On Thursday May 26, the Navarra Film Library is launching the Punto de Vista 2011 Award Winners programme, consisting of five sessions showing the films that were granted awards at the 7th Punto de Vista Film Festival, held in Pamplona in February. The first film will be Foreign Parts, winner of the Punto de Vista Award for Best Film. The show begins at 8:00 p.m. Tickets are €3 (or €2 for Film Library season pass holders).
Eighteen films from all over the world, offering multiple ways of capturing reality, entered the Punto de Vista 2011 Official Selection and were thus eligible for the Festival’s awards.

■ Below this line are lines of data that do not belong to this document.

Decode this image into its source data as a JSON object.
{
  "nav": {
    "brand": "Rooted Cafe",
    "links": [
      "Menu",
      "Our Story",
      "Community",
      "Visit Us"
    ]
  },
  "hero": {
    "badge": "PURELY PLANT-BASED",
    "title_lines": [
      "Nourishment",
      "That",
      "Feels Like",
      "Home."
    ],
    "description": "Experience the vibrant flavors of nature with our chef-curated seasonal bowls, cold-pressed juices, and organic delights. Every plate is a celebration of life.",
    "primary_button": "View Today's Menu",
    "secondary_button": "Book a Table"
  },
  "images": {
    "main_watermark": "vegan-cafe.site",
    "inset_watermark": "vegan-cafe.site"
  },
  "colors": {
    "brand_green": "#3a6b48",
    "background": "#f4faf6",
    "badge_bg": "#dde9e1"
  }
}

The programme at the Navarra Film Library features the six films that won the Punto de Vista 2011 Awards plus Notas de lo efímero/Notes on the Ephemeral, the short film project that won the X Films Project 2010 competition and was shown at the Punto de Vista 2011 closing ceremony.

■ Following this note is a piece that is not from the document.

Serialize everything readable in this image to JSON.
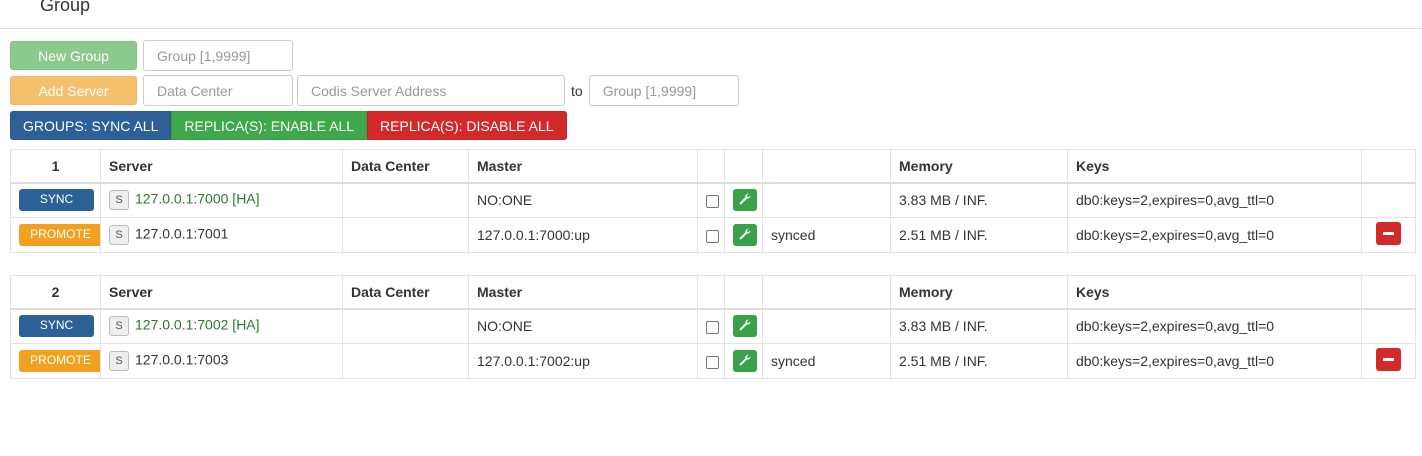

The Punto de Vista Official Selection award winners are films from the US (Foreign Parts, Punto de Vista Award for Best Film; Translating Edwin Honig: A Poet’s Alzheimer, Award for Best Short Film), the UK (The Arbor, Jean Vigo Award for Best Director), Spain (Color Runaway Dog, People’s Choice Award), Portugal (48, Honorary Mention), and Belgium (Ici-Bas/Here Below, Honorary Mention).
Directed by J.P. Sniadecki y Véréna Paravel, Foreign Parts is a film about the neighbourhood of Willets Point, an industrial zone fated for demolition hidden enclave in the shadow of the New York Mets' new stadium. Filled with scrapyards and auto salvage shops, lacking sidewalks or sewage lines, the area seems ripe for urban development. But Foreign Parts discovers a strange community where wrecks, refuse and recycling form a thriving commerce. Cars are stripped, sorted and catalogued by brand and part, then resold to an endless parade of drive-thru customers. But even more fascinating than the business itself, are the characters that are around. Joe, the last original resident, rages and rallies through the street like a lost King Lear, trying to contest his imminent eviction. Two lovers, Sara and Luis, struggle for food and safety through the winter while living in an abandoned van. Julia, the homeless queen of the junkyard, exalts in her beatific visions of daily life among the forgotten. The film observes and captures the struggle of a contested "eminent domain" neighbourhood before its disappearance under the capitalization of New York's urban ecology.